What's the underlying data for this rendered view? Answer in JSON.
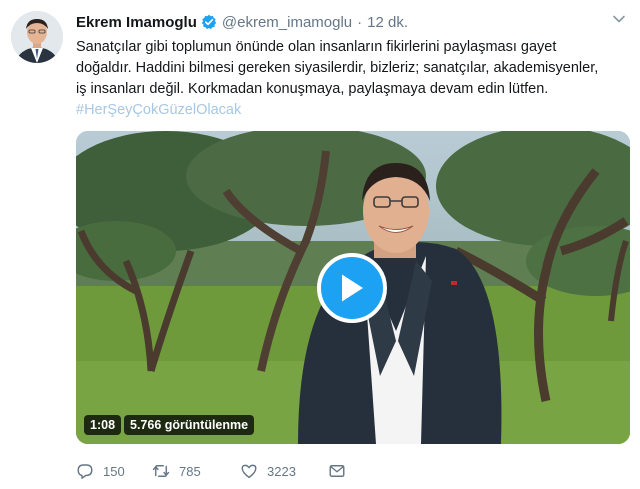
{
  "author": {
    "name": "Ekrem Imamoglu",
    "handle": "@ekrem_imamoglu",
    "separator": "·",
    "time": "12 dk."
  },
  "tweet": {
    "lines": [
      "Sanatçılar gibi toplumun önünde olan insanların fikirlerini paylaşması gayet",
      "doğaldır. Haddini bilmesi gereken siyasilerdir, bizleriz;  sanatçılar, akademisyenler,",
      "iş insanları değil. Korkmadan konuşmaya, paylaşmaya devam edin lütfen."
    ],
    "hashtag": "#HerŞeyÇokGüzelOlacak"
  },
  "video": {
    "duration": "1:08",
    "views": "5.766 görüntülenme"
  },
  "actions": {
    "reply_count": "150",
    "retweet_count": "785",
    "like_count": "3223"
  },
  "colors": {
    "accent": "#1da1f2",
    "hashtag": "#a7c7e4",
    "muted": "#657786"
  }
}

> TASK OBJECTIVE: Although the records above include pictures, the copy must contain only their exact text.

> RESULT FOR THIS EXERCISE:
What's the underlying data for this rendered view? Answer in JSON.
{
  "author": {
    "name": "Ekrem Imamoglu",
    "handle": "@ekrem_imamoglu",
    "separator": "·",
    "time": "12 dk."
  },
  "tweet": {
    "lines": [
      "Sanatçılar gibi toplumun önünde olan insanların fikirlerini paylaşması gayet",
      "doğaldır. Haddini bilmesi gereken siyasilerdir, bizleriz;  sanatçılar, akademisyenler,",
      "iş insanları değil. Korkmadan konuşmaya, paylaşmaya devam edin lütfen."
    ],
    "hashtag": "#HerŞeyÇokGüzelOlacak"
  },
  "video": {
    "duration": "1:08",
    "views": "5.766 görüntülenme"
  },
  "actions": {
    "reply_count": "150",
    "retweet_count": "785",
    "like_count": "3223"
  },
  "colors": {
    "accent": "#1da1f2",
    "hashtag": "#a7c7e4",
    "muted": "#657786"
  }
}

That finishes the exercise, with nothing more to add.